A Crash Course
What Is TNVR?
Trap-Neuter-Vaccinate-Return (TNVR) is a community-based program that benefits both the cats and residents. Cats are humanely trapped and then spayed or neutered, vaccinated against rabies, and ear-tipped to identify them as being sterilized and vaccinated. Once recovered from surgery, the cats are returned to their original territory where they receive ongoing care and monitoring by a caregiver. When possible, friendly adult cats and young kittens are rescued and adopted into homes.
TNVR is the only humane and effective solution to controlling community cat populations and has a long track record of success. It is practiced throughout the United States and the world in every landscape and setting.
The Benefits of TNVR
TNVR stops the breeding cycle, which stabilizes and ultimately reduces the number of cats living on the streets. It also helps improve quality of life for residents by reducing nuisance behaviors, such as odors from spraying, noise from mating and fighting, and visibility from roaming, and improves the cats' lives by removing the stress of mating and raising litter after litter of kittens. TNVR'd cats are healthier overall, and rabies vaccination provides a barrier against rabies transmission in the community. As an added bonus, the cats also provide natural rodent control.
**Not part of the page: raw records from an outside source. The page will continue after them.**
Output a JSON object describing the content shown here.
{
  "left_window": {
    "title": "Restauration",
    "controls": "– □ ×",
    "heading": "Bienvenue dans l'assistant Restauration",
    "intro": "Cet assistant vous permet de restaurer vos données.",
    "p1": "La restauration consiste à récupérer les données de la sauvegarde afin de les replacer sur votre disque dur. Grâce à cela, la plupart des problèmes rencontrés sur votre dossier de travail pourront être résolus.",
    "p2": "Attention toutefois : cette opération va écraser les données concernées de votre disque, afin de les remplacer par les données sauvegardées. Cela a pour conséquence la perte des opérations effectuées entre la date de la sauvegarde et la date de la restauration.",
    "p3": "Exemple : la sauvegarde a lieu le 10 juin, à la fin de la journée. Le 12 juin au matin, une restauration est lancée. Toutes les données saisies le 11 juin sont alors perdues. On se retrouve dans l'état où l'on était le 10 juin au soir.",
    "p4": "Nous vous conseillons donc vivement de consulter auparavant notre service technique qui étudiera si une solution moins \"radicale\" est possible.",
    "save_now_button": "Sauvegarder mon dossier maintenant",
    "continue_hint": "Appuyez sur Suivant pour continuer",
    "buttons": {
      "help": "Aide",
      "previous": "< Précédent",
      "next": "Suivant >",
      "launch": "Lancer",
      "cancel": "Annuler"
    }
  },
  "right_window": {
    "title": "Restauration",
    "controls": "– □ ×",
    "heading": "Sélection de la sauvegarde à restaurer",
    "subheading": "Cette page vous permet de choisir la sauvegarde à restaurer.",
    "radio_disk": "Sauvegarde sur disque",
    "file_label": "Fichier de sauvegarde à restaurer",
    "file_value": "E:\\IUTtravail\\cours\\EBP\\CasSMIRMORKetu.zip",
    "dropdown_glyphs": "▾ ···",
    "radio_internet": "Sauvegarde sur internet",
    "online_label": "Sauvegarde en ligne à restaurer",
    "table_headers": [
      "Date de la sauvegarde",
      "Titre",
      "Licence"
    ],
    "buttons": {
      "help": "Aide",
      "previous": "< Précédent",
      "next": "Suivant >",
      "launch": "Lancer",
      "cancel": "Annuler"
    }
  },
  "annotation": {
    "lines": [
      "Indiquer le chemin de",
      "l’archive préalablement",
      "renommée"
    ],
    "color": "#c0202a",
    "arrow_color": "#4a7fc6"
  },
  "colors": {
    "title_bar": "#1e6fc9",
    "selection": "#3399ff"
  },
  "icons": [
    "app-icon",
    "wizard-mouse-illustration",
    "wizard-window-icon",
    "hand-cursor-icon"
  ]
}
TNVR addresses residents' concerns and results in fewer problems and complaints for municipalities.
TNVR volunteers provide FREE animal control labor in their communities.
They do the trapping, transport, and pre- and post-surgery care for the cats.
Failed Alternatives to TNVR
Catch and Kill or Relocate
Removal methods like catch-and-kill do not have public support, and trapping and relocating cats is expensive, usually impossible, and ultimately ineffective at controlling populations at the community level. In fact, removing cats by any method can increase the population due to the vacuum effect. Click on the image to watch a brief video about this phenomenon.
Feeding bans and advice to not feed the cats don't work because other sources of food are always available from household trash and commercial dumpsters. Removing food sources is cruel, can result in cats starving to death, and will not make the cats disappear—cats are territorial and form strong bonds to familiar surroundings. Instead, the cats will be forced to roam farther to find food, making them more visible to residents and increasing complaints to animal control. Not feeding the cats does not prevent them from multiplying, does not get them vaccinated against rabies, and discourages the practice of Trap-Neuter-Vaccinate-Return, the only humane and effective solution.
Rescue and Adopt
Feral cats are not socialized to people and are not adoptable as pets. The ideal window for socializing feral kittens is 8 to 9 weeks of age (or younger). Beyond this age, feral kittens may never socialize completely, or at all. In most shelters in the U.S., unadoptable animals are killed. Many shelters, realizing that allowing feral cats to enter their doors is a death sentence for the cats, have a "no feral cats accepted" policy and promote Trap-Neuter-Vaccinate-Return as the humane approach for these cats. Feral cats live healthy, happy lives in their outdoor homes, and the best thing you can do to help them is Trap-Neuter-Vaccinate-Return.
Trap-Neuter-Return: Fixing Feral Cat Overpopulation
by the Humane Society of the United States